I originally intended to buy each of you a copy of The Alchemist. Long story short, I couldn’t swing it. I do, however, have something for you. Underneath your seats, you’ll find a seashell. This shell is special. It was not imported from somewhere else; not bought from any store. Local Chamoru artists have spent the last several weeks combing the beaches and waters of Guam retrieving them for you. There is a beautiful exchange in the book between the alchemist and the boy after days of traveling the desert. The alchemist was explaining to the boy why it is that some people who set out to be alchemists are never able to turn metal into gold. He told the boy that those who are interested only in gold do not understand the secret of alchemy. In their singular obsession to turn other metals into gold, they forget that lead, copper, and iron all have their own destinies to fulfill. And anyone who interferes with the destiny of another thing never will discover his own. So the alchemist reached down and picked up a shell from the ground. “This desert was once a sea,” he said. The alchemist told the boy to place the shell over his ear. “The sea has lived on in this shell, because that’s its destiny. And it will never cease doing so until the desert is once again covered by water.”

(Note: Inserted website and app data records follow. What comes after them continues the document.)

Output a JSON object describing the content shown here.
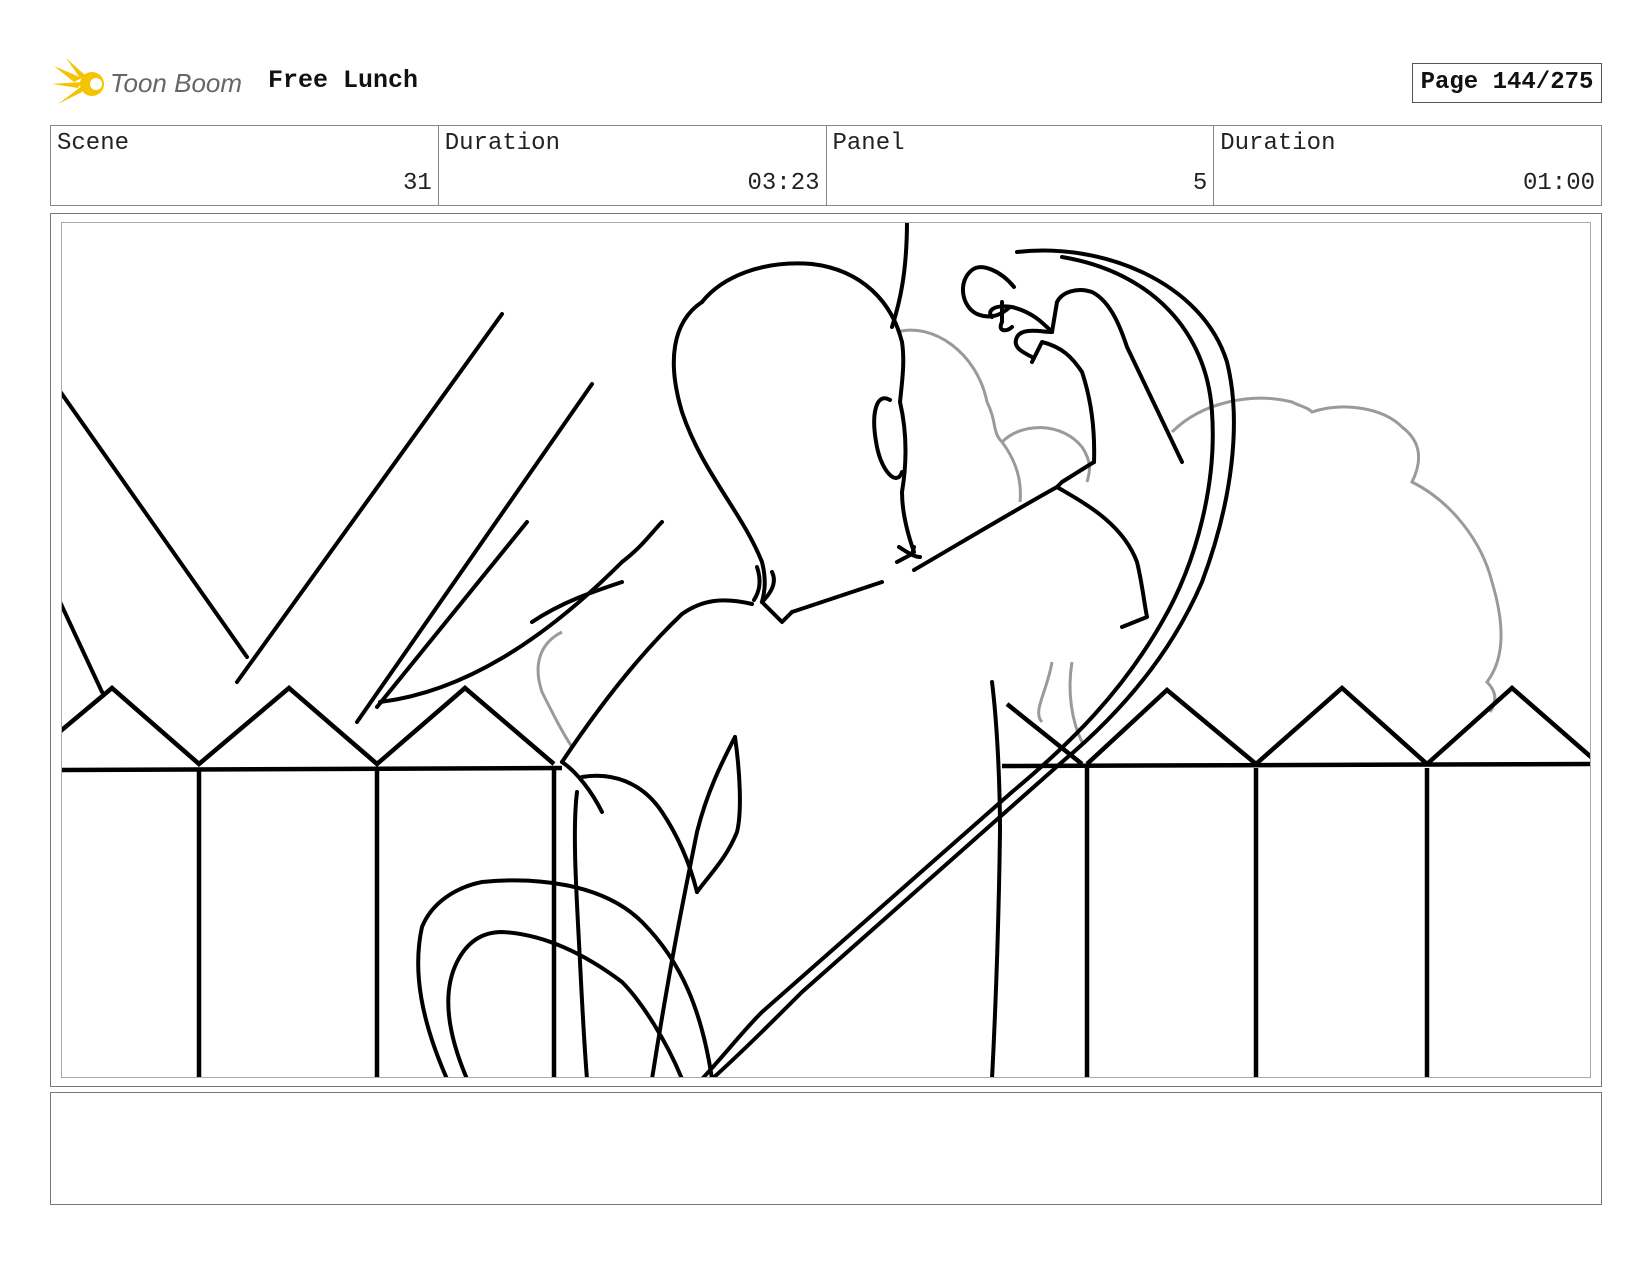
{
  "header": {
    "logo_text": "Toon Boom",
    "project_title": "Free Lunch",
    "page_label": "Page 144/275"
  },
  "info": {
    "scene_label": "Scene",
    "scene_value": "31",
    "scene_duration_label": "Duration",
    "scene_duration_value": "03:23",
    "panel_label": "Panel",
    "panel_value": "5",
    "panel_duration_label": "Duration",
    "panel_duration_value": "01:00"
  },
  "colors": {
    "logo_yellow": "#f5c400",
    "line_black": "#000000",
    "bush_gray": "#9a9a9a"
  },
  "notes": {
    "text": ""
  }
}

Graduates, at the beginning of my talk, I told you that I worry you may be in danger of not having what you’ll need on your journey to adulthood. These small shells are my attempt to equip you. May they remind you of the ocean within you—your destiny. When the world gets too noisy—and it will—remember them. Get quiet.
If you would, please place your shells over your ears.
If you can learn to be quiet, if you can become good listeners to your own ocean, you—and Guam—will be better for it.